Actually, no. The initiative doesn’t guarantee either of these things. Our Schools Now’s initiative guarantees a grand total of $0 will go to paying teachers more. Instead, the proposal caps how much of the new money school districts can use to pay teachers at no more than 25 percent. This cap increases to 40 percent in a few districts, creating an uneven playing field.
So if the money won’t go to the teachers, then where else will it be spent?
The initiative states that funds may be used for any purpose “reasonably designed to improve student performance that is approved by the local board.” If you are not sure what that means, then, don’t worry, you aren’t supposed to. This is language designed to allow for financial tricks to be played with these new funds — and it’s likely that a good portion of the funds will never see the classroom, especially since this has happened numerous times in the past when the Legislature has given large amounts of new money to the school system.
Some might argue that this type of language provides for “local control,” but again Our Schools Now has something to say about that. To qualify to receive money under the initiative, schools must submit “Teacher and Student Success Plans” to the local school board. These plans can be used against the school to give complete control of the new funds from this initiative to the local school board should the school not improve enough. School grading, which many teachers detest, is the primary criteria used to determine if schools lose control of the money.
Just remember what the campaign manager for Our Schools Now has said publicly: “Even $750 million isn’t enough to solve the problems that we’re in.” This proposed tax increase is only the beginning, as the education establishment, business elites and government bureaucracy continue knocking at your door to take more of your hard-earned money.
So no, this tax increase is not just going to “hurt a little bit” — it will severely hurt many Utahns trying to live on fixed or low incomes. And all of that pain for what? Hardly any guarantee that the funds will reach teachers and students. Instead the funds will likely be heavily absorbed by the bureaucracy while reducing local control. This initiative will fail to satisfy the constant demand by the school system for more money.
Utahns have suffered through half a dozen other tax increases in the last few years. It’s time to put Utah’s over $15 billion budget in order and stop increasing taxes at every turn.

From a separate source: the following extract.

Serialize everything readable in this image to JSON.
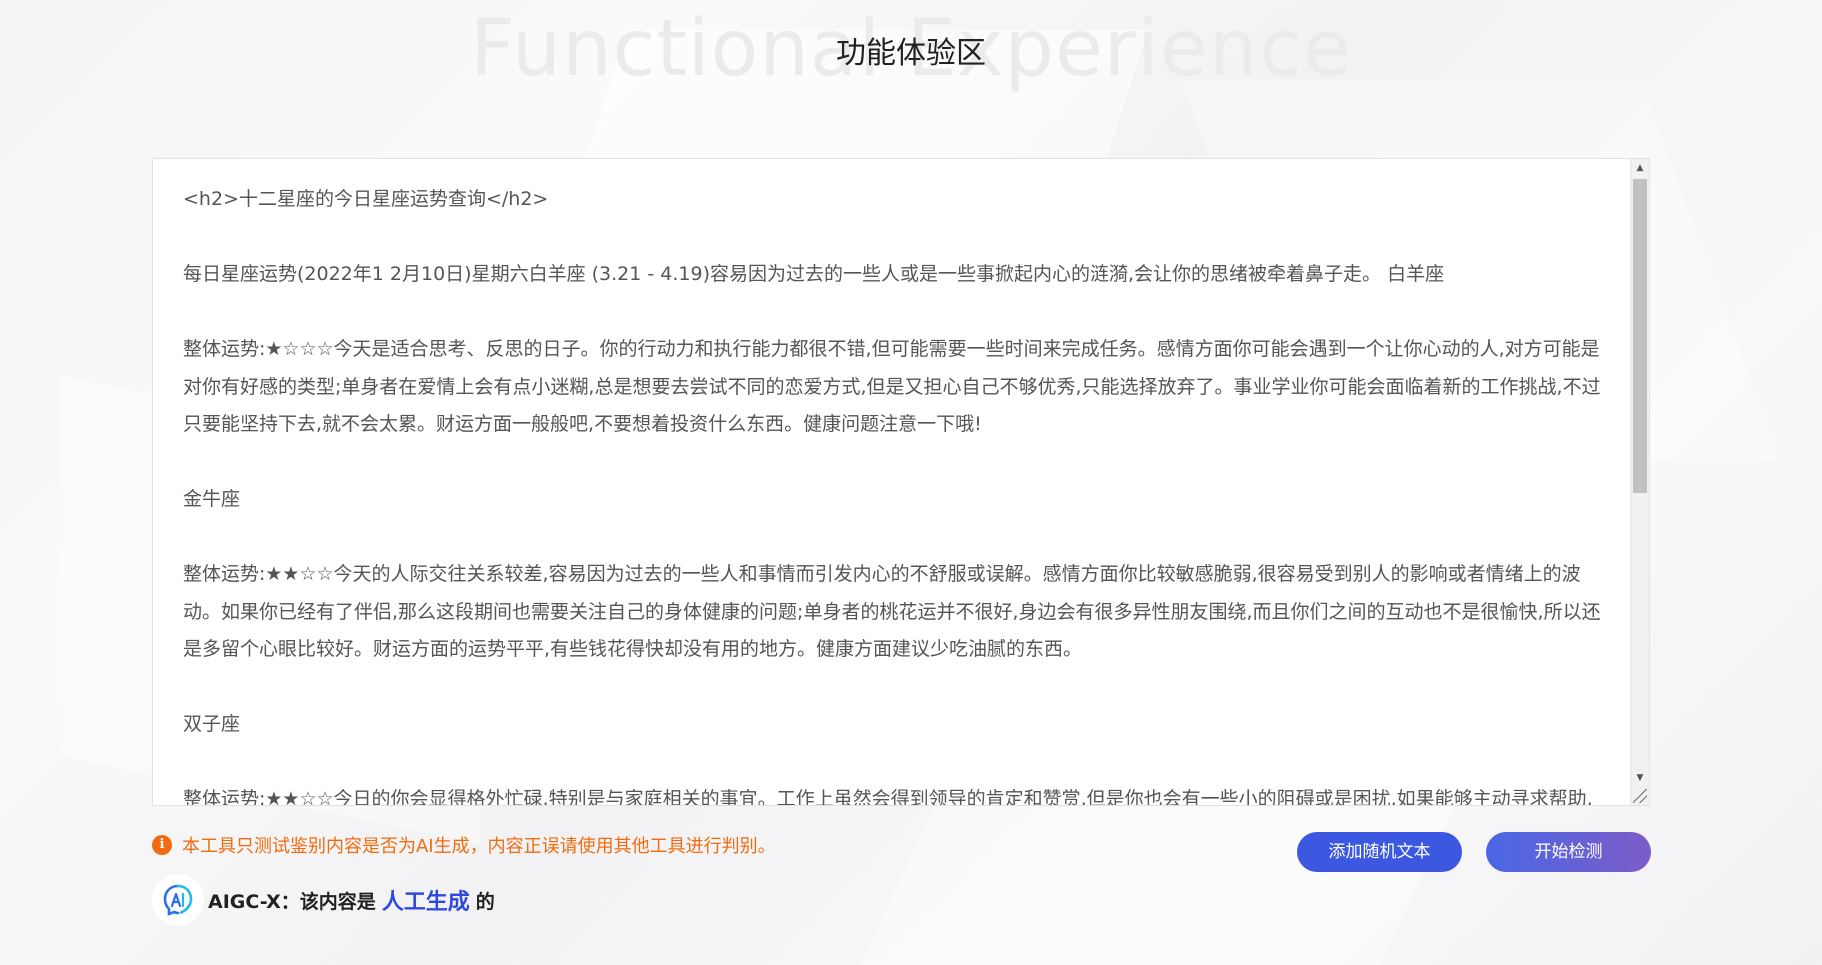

As government schools continue to cling to the 19th-century teaching model and resist accountability for past tax increases, it is unwise to let this system absorb more of our money. Utah taxpayers should be extremely skeptical of Our Schools Now.